Why don’t we get our patients to advocate for us?

by Danielle Hitch

I posted this on my Facebook page the other day, and got the usual likes and sarky comments …

ot

 

But it got me thinking, why is it that there are still people who don’t know what we do. I think one of the answers to this lies in the way we market ourselves. So much of the brochures about ‘occupational therapy’ try to to serve multiple masters – telling our colleagues what we do (so they will refer to us) while also letting potential patients know what we can offer them. And, by and large, they don’t meet either of these goals particularly well.

The following video was released by the College of Occupational Therapists in the UK, and highlights how the people we serve could be our greatest advocates.

Occupational therapists provide cost effective solutions for mental health services

When you type ‘what occupational therapy did for me’ into Google, you only get hits with occupational therapists talking about what the profession did for them! So what are we doing this for? – ourselves or our patients/clients/whatever …

I don’t need another brochure which talks about ‘activities of daily living’ – I want a series of ads on tv/radio/online, where people who have received mental health occupational therapy tell us the impact it had on their lives. I want to cut through the inherent insecurity we still seem to have about ourselves and get to the bottom line – OT has the power to transform lives. This is our strongest marketing point, and we are totally missing it at the moment.

 

Heading off to ethics ….

ethics

 

Hi ho, hi ho, its off to ethics we go ….
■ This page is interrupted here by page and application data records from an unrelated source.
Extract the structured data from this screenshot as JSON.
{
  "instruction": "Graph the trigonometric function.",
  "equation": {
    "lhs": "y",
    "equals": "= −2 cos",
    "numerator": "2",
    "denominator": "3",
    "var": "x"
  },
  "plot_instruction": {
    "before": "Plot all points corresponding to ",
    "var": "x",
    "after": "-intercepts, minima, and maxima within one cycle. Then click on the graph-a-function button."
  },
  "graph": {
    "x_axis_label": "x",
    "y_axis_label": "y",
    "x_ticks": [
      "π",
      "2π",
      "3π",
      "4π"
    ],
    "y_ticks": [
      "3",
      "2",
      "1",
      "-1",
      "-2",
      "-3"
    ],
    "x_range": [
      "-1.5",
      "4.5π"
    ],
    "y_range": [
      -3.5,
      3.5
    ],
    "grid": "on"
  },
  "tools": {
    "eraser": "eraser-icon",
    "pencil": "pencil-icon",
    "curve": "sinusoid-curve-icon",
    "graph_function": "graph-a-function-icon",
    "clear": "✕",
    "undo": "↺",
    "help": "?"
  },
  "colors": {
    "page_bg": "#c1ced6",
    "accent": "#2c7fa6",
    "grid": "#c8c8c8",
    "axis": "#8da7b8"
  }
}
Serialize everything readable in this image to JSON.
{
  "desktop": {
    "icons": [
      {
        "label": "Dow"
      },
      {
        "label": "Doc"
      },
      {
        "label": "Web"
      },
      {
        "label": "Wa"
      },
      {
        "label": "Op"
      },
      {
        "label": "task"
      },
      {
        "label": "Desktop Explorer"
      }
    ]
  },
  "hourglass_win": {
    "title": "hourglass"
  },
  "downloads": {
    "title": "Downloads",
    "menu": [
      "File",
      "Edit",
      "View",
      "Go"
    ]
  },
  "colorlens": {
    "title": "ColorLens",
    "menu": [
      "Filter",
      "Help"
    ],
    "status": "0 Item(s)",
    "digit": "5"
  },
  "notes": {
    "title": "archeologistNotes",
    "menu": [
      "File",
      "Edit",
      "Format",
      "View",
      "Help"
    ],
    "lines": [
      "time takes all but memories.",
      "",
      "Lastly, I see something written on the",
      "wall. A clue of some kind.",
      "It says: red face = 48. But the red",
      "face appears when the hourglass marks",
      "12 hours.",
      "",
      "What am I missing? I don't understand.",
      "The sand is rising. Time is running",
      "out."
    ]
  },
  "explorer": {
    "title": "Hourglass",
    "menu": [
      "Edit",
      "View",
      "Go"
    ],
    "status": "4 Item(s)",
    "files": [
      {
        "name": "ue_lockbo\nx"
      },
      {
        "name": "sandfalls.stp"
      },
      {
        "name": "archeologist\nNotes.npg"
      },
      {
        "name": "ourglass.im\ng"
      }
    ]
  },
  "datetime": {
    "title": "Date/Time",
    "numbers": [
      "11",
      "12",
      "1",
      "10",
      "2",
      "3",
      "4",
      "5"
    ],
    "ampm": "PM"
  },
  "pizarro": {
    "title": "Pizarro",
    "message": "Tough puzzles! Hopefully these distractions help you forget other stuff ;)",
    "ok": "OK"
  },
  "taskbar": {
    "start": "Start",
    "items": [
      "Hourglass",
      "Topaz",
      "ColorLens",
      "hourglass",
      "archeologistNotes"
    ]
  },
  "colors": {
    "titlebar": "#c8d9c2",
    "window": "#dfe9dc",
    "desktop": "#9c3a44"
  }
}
Ethics review and ethics committees play an incredibly important role in evidence based practice. When you take your great idea and expose it to such peer review, you ensure that you are upholding the principles of autonomy, beneficience, non malfecience and justice. In other words, ethics committees help us all respect our clients agency, give them what they are owed or deserve, do good and do no harm.

TEAR (The Ethics Application Repository) is hosted by the University of Otago, and is an  open access, on line repository of ethics application forms and consent statements. The ability to see how others are demonstrating their ethical prowess is incredibly useful for ethics virgins and old timers alike – the translation of the principles into practice is a very tricky task. TEAR includes a range of applications from diverse disciplines, many of which are from a health context.

To access TEAR click here, and I would encourage you all to consider donating your own applications – sharing openly is a practice we here at O4MPH are keen to promote!

 

TEAR

ethics